When we started the Catracha Quality Project (CQP), our first goal was to create a map to visualize how the Catracha producers were processing coffee from cherry to dried parchment.  Over the last two harvests in Santa Elena, we interviewed producers and observed their practices to create a post-harvest process map.  This map outlines current practices and is a visual tool for identifying best practices with producers in Santa Elena.


Download the PDF of the Process Map Here

We can make one significant observation: all of the Catracha producers that we interviewed and observed generally followed the same post-harvest process as delineated in the map.  This is not surprising given that all of the Catracha producers participate in monthly seminars for coffee cultivation, which are a platform for collaboration.  

Logistics, however, play a large role in how farmers make similar decisions throughout the post-harvest process.  The farms are small, consisting of only a few acres, and are remote from one another.  This is likely why producers choose to process coffee on their own micro-wet mills rather than on a larger collective wet-mill.  

Above: Mateo Perez tending to young coffee plants in the nursery located near is coffee farm.

Interestingly, we have seen infrastructural improvements over time at the wet mill level. The new mills become a collective resource for an entire extended family.  This is the case at one of the wet mills, where Luis Nolasco, his wife Fidelina, and his brothers Atonacio and Jose Antonio, all process their coffee.

The map allows for another key set of observations: the various places along the way where the quality of the coffee benefits from separation, as noted in the steps preceded by red arrows on the process map that point to the boxes describing the separation of under or over-ripe cherry, as well as, the removal of underdeveloped beans that float in the wash channel because they are less dense.  

The most obvious first point for separation is picking.  Selective pickers separate desirable cherry from defective cherry, that means only the best product is loaded into the hopper.  However, the map focuses solely on post-harvest and thus does not include the picking process.

During our interviews we learned that there was variation in picking from farm to farm (independent of size) and even within each harvest on the same farm.  Producers are often faced with a choice: Do you use many pickers (perhaps twenty or even more) who can do more in a day but might be less selective on the whole?
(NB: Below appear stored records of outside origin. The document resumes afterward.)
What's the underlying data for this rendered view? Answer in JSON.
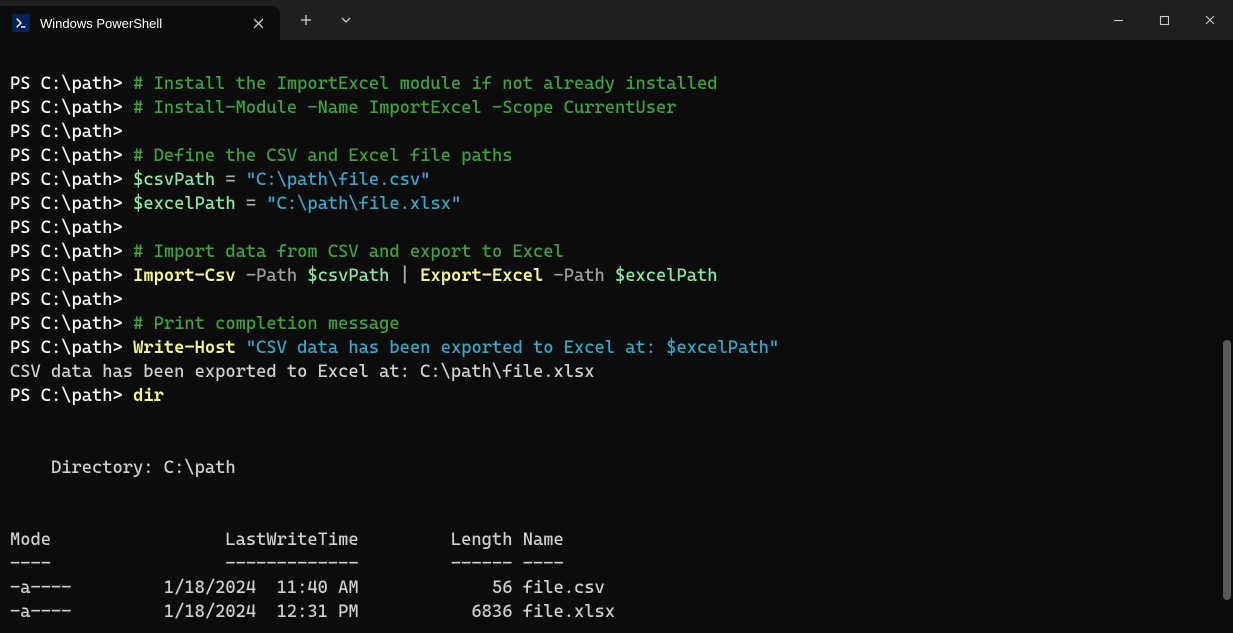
{
  "titlebar": {
    "tab_title": "Windows PowerShell"
  },
  "prompt": "PS C:\\path>",
  "lines": {
    "c1": "# Install the ImportExcel module if not already installed",
    "c2": "# Install-Module -Name ImportExcel -Scope CurrentUser",
    "c3": "# Define the CSV and Excel file paths",
    "v1": "$csvPath",
    "eq": " = ",
    "s1": "\"C:\\path\\file.csv\"",
    "v2": "$excelPath",
    "s2": "\"C:\\path\\file.xlsx\"",
    "c4": "# Import data from CSV and export to Excel",
    "cmd1": "Import-Csv",
    "p1": " -Path ",
    "pipe": " | ",
    "cmd2": "Export-Excel",
    "c5": "# Print completion message",
    "cmd3": "Write-Host",
    "s3": "\"CSV data has been exported to Excel at: $excelPath\"",
    "out1": "CSV data has been exported to Excel at: C:\\path\\file.xlsx",
    "cmd4": "dir",
    "dirhdr": "    Directory: C:\\path",
    "colhdr": "Mode                 LastWriteTime         Length Name",
    "coldash": "----                 -------------         ------ ----",
    "row1": "-a----         1/18/2024  11:40 AM             56 file.csv",
    "row2": "-a----         1/18/2024  12:31 PM           6836 file.xlsx"
  }
}
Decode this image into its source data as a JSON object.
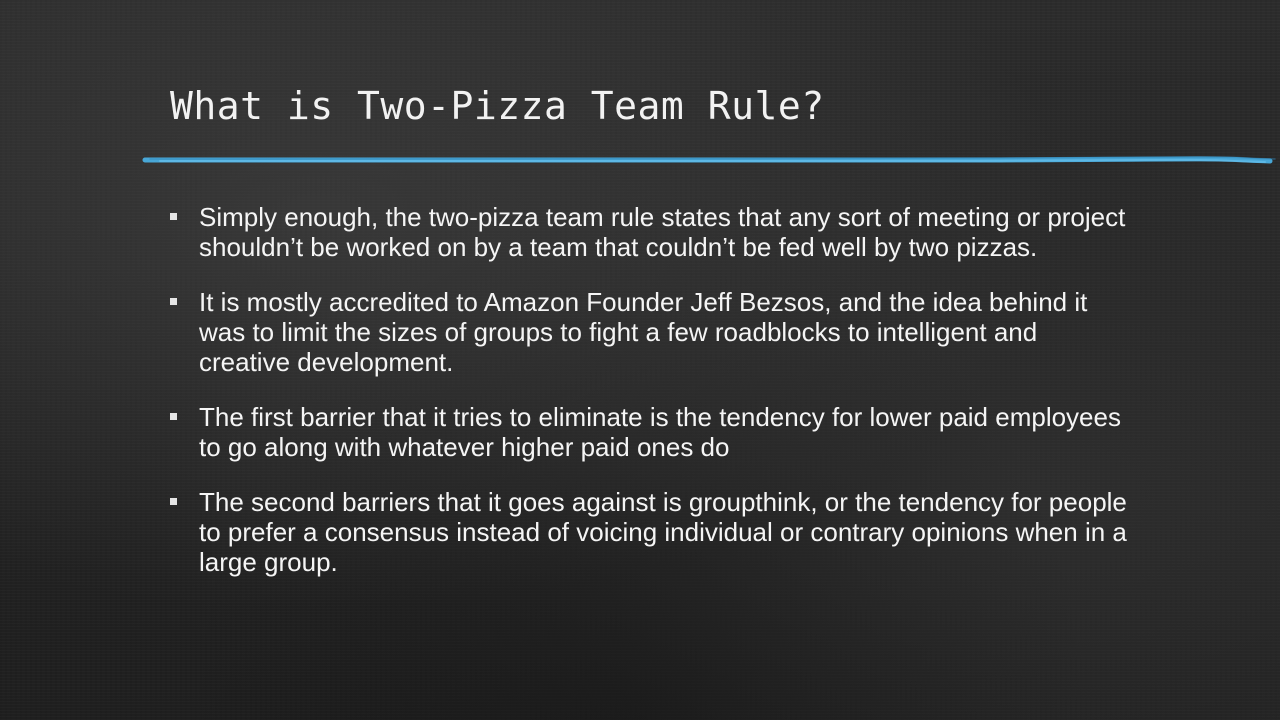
{
  "slide": {
    "title": "What is Two-Pizza Team Rule?",
    "accent_color": "#4aaee0",
    "bullets": [
      "Simply enough, the two-pizza team rule states that any sort of meeting or project shouldn’t be worked on by a team that couldn’t be fed well by two pizzas.",
      "It is mostly accredited to Amazon Founder Jeff Bezsos, and the idea behind it was to limit the sizes of groups to fight a few roadblocks to intelligent and creative development.",
      "The first barrier that it tries to eliminate is the tendency for lower paid employees to go along with whatever higher paid ones do",
      "The second barriers that it goes against is groupthink, or the tendency for people to prefer a consensus instead of voicing individual or contrary opinions when in a large group."
    ]
  }
}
Or do you use less pickers (as few as five) that are more selective but pick less for the day?  This decision may also be driven by other factors like the availability of labor or the available capital to pay for the labor at the end of the day.  See our next CQP article for more on cherry separation and cup quality.

Above: The 2016 harvest was the first year that Catracha farmers used solar dryers and raised beds.

We believe the CQP map for processing cherry to parchment will be our most valuable tool for implementing consistent best practices and promoting innovation for years to come.  Prior to the next harvest, we will introduce the CQP map as a reference to discuss processing with the Catracha producers in Santa Elena. We invite you to use the comment section to communicate with us so that we can learn and share from your experiences.